Gameplay Score: 8/10
What kind of an anthill is this?
One of the most important elements to a game about dominoes is to see the bricks fall over in a satisfying manner, and the developers did a great job at it here. All of the bricks contain smooth animations and physics that makes it always feel satisfying to see a stage finished perfectly, and in turn, makes failures visually displeasing enough that you want to redo the puzzle right away. We can all agree that an unfinished domino effect is a terrible thing to witness, right?
G.I. Ant is also well animated and comes with some adorable motions, like tapping impatiently when not moving or being dizzy after falling from a short height. It is not much and there is little to make him a distinct character, but he and the animations are cute enough to make this little ant appealing. That being said, I am not sure what to think about the levels. You have a good variety of worlds to explore, such as Japanese houses, medieval castles, in the outer space and so on, which definitely adds to the diversity. However, the creativity could be argued is lacking as the stages are not themed from an ant’s perspective. I can get by that this is not a normal anthill you are venturing through, but I love how one of the worlds is inside a printed circuit board. Why not have more to add to this kind of setup, instead of variety that feels forced and uncreative?
If nothing else, the game is still colourful and nice to look at. The cutscenes are a nice addition, but they are rather short spoofs that are more cute than anything else. However, the ending is terrible and feels like a last minute inclusion, which is just shattering. As for the audio, it is severely hard to comment on as it changes depending on what setup you are using. Personally, I used the soundblaster as it provides the best music in my opinion. It contains jazzy bass, tribal with wooden drums, mysterious hang drum and more. All give each area a memorable tune that is catchy, nice, varied and long enough to make them pleasant for the duration of the world you are in.
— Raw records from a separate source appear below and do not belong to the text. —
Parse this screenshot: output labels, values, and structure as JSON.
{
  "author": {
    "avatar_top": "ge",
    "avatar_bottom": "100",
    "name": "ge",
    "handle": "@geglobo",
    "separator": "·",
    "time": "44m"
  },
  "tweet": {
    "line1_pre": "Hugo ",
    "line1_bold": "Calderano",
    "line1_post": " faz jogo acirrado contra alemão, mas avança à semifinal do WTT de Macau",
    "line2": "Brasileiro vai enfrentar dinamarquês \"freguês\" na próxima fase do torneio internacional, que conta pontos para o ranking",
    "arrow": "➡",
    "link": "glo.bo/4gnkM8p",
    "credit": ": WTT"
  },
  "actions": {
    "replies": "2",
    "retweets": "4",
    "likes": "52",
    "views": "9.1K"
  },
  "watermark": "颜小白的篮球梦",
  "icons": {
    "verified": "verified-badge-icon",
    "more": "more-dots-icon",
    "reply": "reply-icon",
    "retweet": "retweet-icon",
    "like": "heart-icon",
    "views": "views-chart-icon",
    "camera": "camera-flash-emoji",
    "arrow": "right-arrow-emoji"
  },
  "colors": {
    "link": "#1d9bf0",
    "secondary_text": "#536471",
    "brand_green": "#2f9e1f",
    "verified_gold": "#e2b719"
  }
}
The sound effects could be better to make the dominoes have more of an appealing sound for when they are falling over on one another than a dark “thump”. The roland version sounds better, but not by much. The visuals can be argued are more important for experiencing the domino effect, but it is hard to not be disturbed by the lack of solid sounds for when they are falling over upon each other. It is all pleasant, but it is not hard to see why Pushover did not become a memorable cult classic, as it has no originality or personality in terms of its presentation.
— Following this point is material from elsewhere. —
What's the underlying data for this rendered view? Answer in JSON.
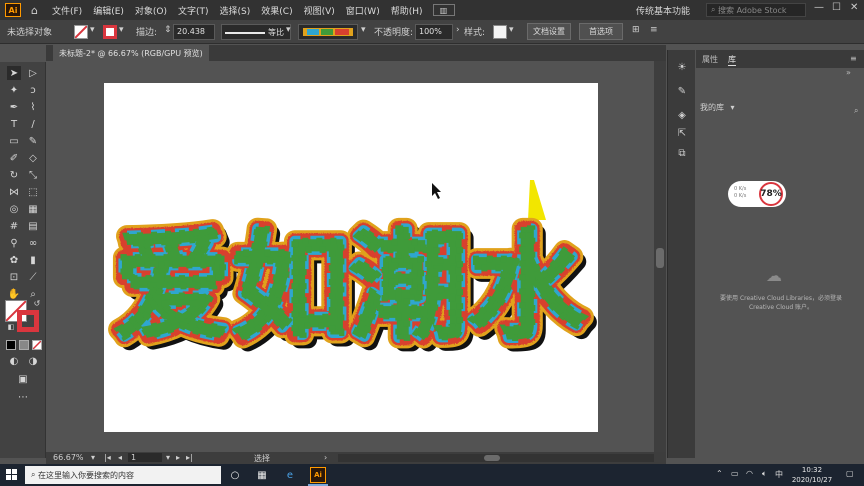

Presentation Score: 6/10
Pushover is a great puzzle-title that takes a fun and creative spin on the simple concept of dominoes. It never overstays its welcome and strikes a perfect balance between being challenging and forgiving, making it always provide a great time. While it could use better sound effects and visual creativity, it is still pleasant to see the dominoes fall perfectly. For anyone missing to play with these strange bricks, this is a good alternative.